When you’re operating a service and parts department day in and day out, year after year, it can be difficult to see things about your business from an outside perspective. You service vehicles and supply parts. It’s that simple. There are no limits on the type of service your dealership offers, and for whom.
Or are there?
When a customer buys a car from your store, do you assume they know that they can and probably should bring their vehicle in for routine maintenance? Is that a given?
And what if they don’t know? How can you assure they do, when you had nothing to do with the sale of the vehicle?
In a recent conversation I had with a Chicagoland vehicle owner as part of an upcoming podcast episode, a very telling revelation occurred. The vehicle owner had no idea that she could bring her vehicle into the dealership for routine work.
“I didn’t know that dealerships actually did routine work,” she said. “I thought you would only bring in your car for a recall or to get parts changed, or to buy or sell your car. I had no idea that they also do routine work.”
As you’ll discover in the podcast, the vehicle owner had purchased her 2010 Dodge Caliber used from a local Dodge dealership. For nearly three years she had been taking the vehicle to a nearby Jiffy Lube for oil changes and routine maintenance.
At one point while driving the vehicle on the freeway she began hearing strange noises. “It sounded like guitar strings breaking,” she explained.

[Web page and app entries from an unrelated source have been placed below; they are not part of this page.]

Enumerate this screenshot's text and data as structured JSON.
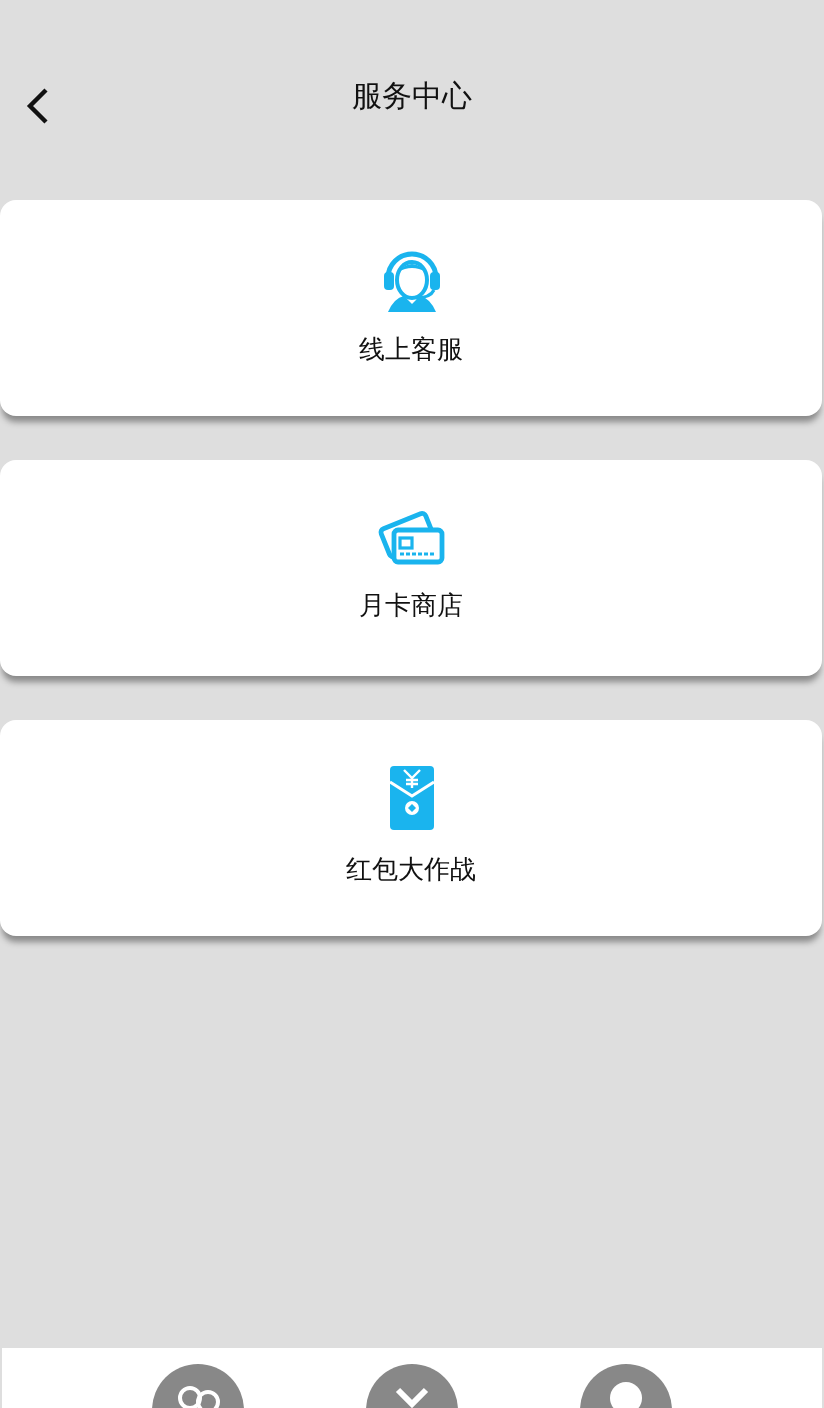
{
  "header": {
    "title": "服务中心"
  },
  "services": [
    {
      "kind": "support",
      "label": "线上客服"
    },
    {
      "kind": "card",
      "label": "月卡商店"
    },
    {
      "kind": "envelope",
      "label": "红包大作战"
    }
  ]
}
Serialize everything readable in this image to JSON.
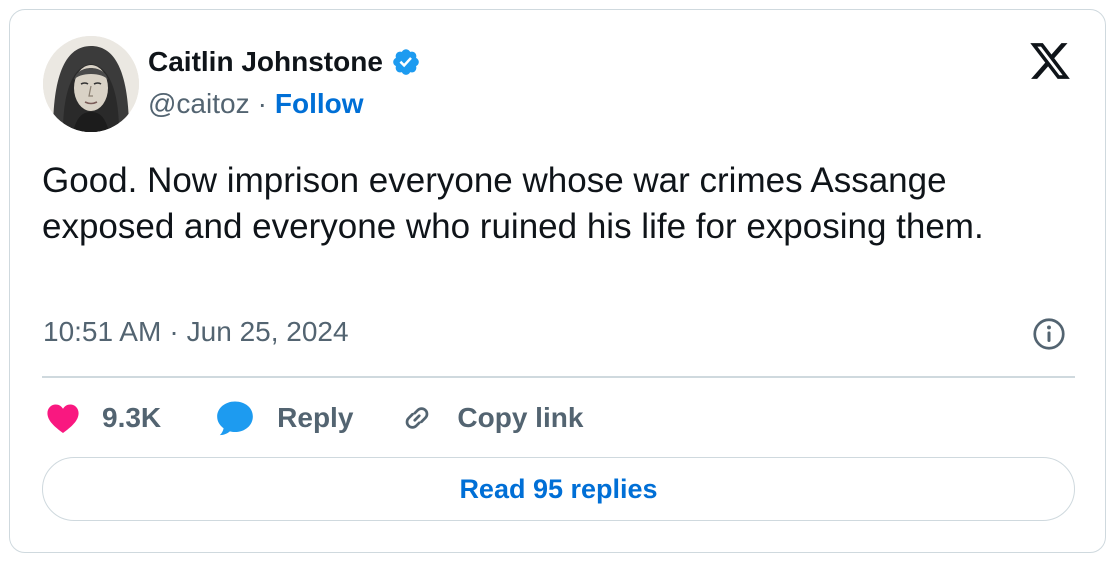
{
  "author": {
    "display_name": "Caitlin Johnstone",
    "handle": "@caitoz",
    "separator": "·",
    "follow_label": "Follow",
    "verified": true
  },
  "tweet": {
    "text": "Good. Now imprison everyone whose war crimes Assange exposed and everyone who ruined his life for exposing them.",
    "time": "10:51 AM",
    "date": "Jun 25, 2024",
    "separator": "·"
  },
  "actions": {
    "likes": "9.3K",
    "reply_label": "Reply",
    "copy_link_label": "Copy link"
  },
  "read_replies_label": "Read 95 replies",
  "colors": {
    "accent_blue": "#006fd6",
    "verified_blue": "#1d9bf0",
    "like_pink": "#f91880",
    "reply_blue": "#1d9bf0",
    "text_primary": "#0f1419",
    "text_secondary": "#536471",
    "border": "#cfd9de"
  },
  "icons": {
    "logo": "x-logo-icon",
    "verified": "verified-badge-icon",
    "info": "info-icon",
    "like": "heart-icon",
    "reply": "speech-bubble-icon",
    "copy_link": "link-icon"
  }
}
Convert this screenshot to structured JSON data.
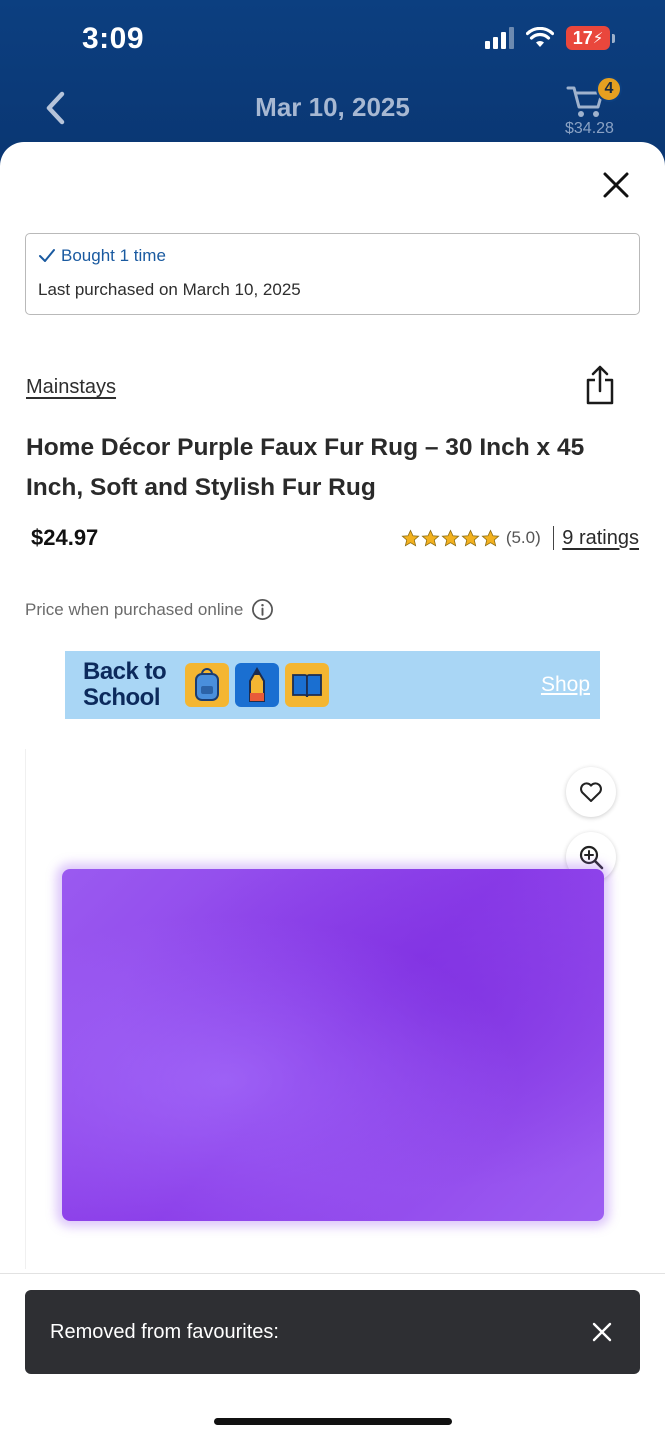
{
  "status_bar": {
    "time": "3:09",
    "battery": "17"
  },
  "header": {
    "title": "Mar 10, 2025",
    "cart_count": "4",
    "cart_total": "$34.28"
  },
  "purchase_info": {
    "bought_label": "Bought 1 time",
    "last_purchased": "Last purchased on March 10, 2025"
  },
  "product": {
    "brand": "Mainstays",
    "title": "Home Décor Purple Faux Fur Rug – 30 Inch x 45 Inch, Soft and Stylish Fur Rug",
    "price": "$24.97",
    "rating_value": "(5.0)",
    "rating_stars": 5,
    "ratings_count": "9 ratings",
    "price_note": "Price when purchased online"
  },
  "banner": {
    "title_line1": "Back to",
    "title_line2": "School",
    "cta": "Shop"
  },
  "toast": {
    "message": "Removed from favourites:"
  },
  "colors": {
    "header_bg": "#0c3f80",
    "rating_star": "#f2b11f",
    "rug": "#8a3ce8",
    "toast_bg": "#2e2f33"
  },
  "icons": [
    "back-chevron-icon",
    "cart-icon",
    "close-icon",
    "checkmark-icon",
    "share-icon",
    "star-icon",
    "info-icon",
    "heart-icon",
    "zoom-in-icon"
  ]
}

And so she brought the vehicle back to Jiffy Lube.
When the service technician looked, what he found was that near the front suspension there were parts that had been severely rusted out. The rust out was so bad that the technician pleaded with her not to drive the car, and instead have the vehicle towed to the dealership where she had purchased the car.
As it turns out, her vehicle was under recall at the time. From our research, it looks like the door lock rod was at risk of becoming unlatched when the window is down, thus increasing the risk of crash. The dealership was able to fix the problem under the warranty coverage and the woman was back in her vehicle after about three days.
While reclaiming her vehicle, the dealer explained to her that she can bring the vehicle in for routine maintenance. And had she been doing that they would likely have been able to identify the recall order sooner and addressed the issue.
“Never assume that your customers know your fixed ops business,” explains Thomas Hall from QB Business Solutions who works with dealers on their warranty reimbursement process. “This is a classic scenario of how we can operate within our own bubbles, all the while missing opportunities [like this one] to be of value for consumers and help people when they don’t even know they might be at risk.”